From roughly the same time period as the workbag, comes another extraordinary acquisition: a signed, ash-glazed stoneware storage jar made in 1849 by the enslaved African American potter, David Drake, often known as ‘Dave’, who worked for various owners in the Edgefield district of South Carolina for more than 50 years. This is the first signed piece of Drake pottery to join the collection. At a time when it was illegal for slaves to be literate, David Drake not only signed many of his pieces but also was known to inscribe verses on them. Although this jar, which stands almost 17 inches in height and includes distinctive features, such as five incised punctuates to indicate its five-gallon capacity, does not include any of Drake’s poetry, it is, however, signed ‘Mr. Miles Dave’ and dated October 15, 1849. Miles refers to Lewis J. Miles, who owned David Drake from about 1840 to 1843 and again from 1849 until Emancipation.

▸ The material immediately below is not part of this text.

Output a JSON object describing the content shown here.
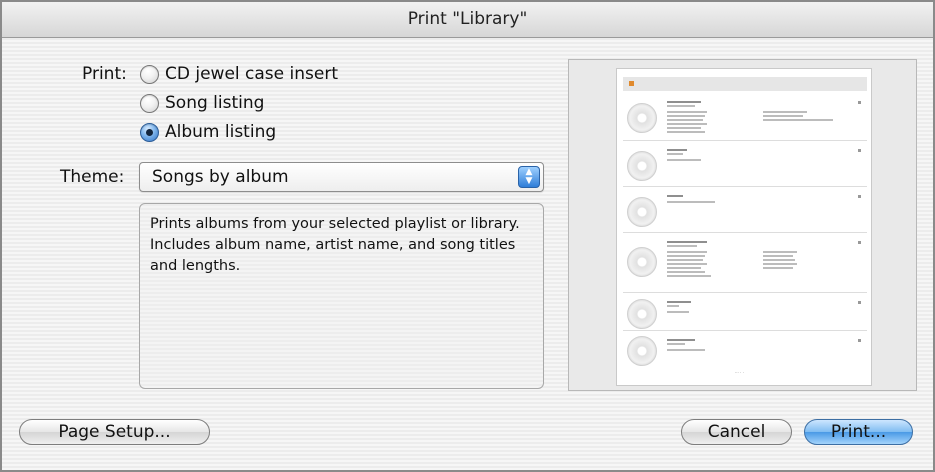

“The work of David Drake is important for many reasons: It speaks to the role enslaved labor played in the manufacture of utilitarian wares in 19th-century South Carolina; it helps to illuminate some of the complexities of that system; and most of all it gives us a glimpse into the life of this man and the world he inhabited,” said Suzanne Findlen Hood, curator of ceramics and glass. “This storage jar relates directly to the attributed, but unsigned example that has been in the collection since the 1930s and will allow us to more fully interpret the life and work of David Drake.”
Although Drake’s stoneware vessels were made for strictly functional purposes, often for storing large amounts of food, they were refined works of art in their own right. To make some of these containers, he combined turning and coiling techniques in which he turned the bottom portion of the pot on a wheel and then coiled clay ropes around the top of its walls. This enabled him to create vessels of remarkable height and diameter.
In 2016, A Century of African-American Quilts opened in the Abby Aldrich Rockefeller Folk Art Museum to great acclaim and features twelve quilts created by African-American quilt makers in the years following the abolition of slavery (from the 1870s to approximately 1990), half of which had never before been exhibited. By generous loan, this colorful variation on the typical ‘schoolhouse’ pattern joins the exhibition, which remains on view through April 2018. According to family tradition, Margaret Carr (b. ca. 1909), an African-American school teacher in Rogersville, Tennessee, made the quilt or inherited it from her mother, Lema Carr, between 1940 and 1960. The quilt features eight houses facing each other on either side of a central vertical band. Shiny synthetic fabrics in bright solid colors create the houses, each of which is further embellished with charming embroidered flowers around the foundations and bordering the windows, doors and rooflines.
“Margaret Carr’s quilt is a wonderful addition to the exhibition of African-American quilts. The charming ‘schoolhouse’ pattern seems especially appropriate for a woman who was a teacher,” said Linda Baumgarten, senior curator of textiles and costumes. “We are indebted to collector and scholar Mary Jo Case for lending us this bold and colorful example of Tennessee quiltmaking.”
As the Art Museums of Colonial Williamsburg continue to acquire important pieces to its collections, the priority will remain to expand the scope of them to reflect the cultural diversity of our country both past and present.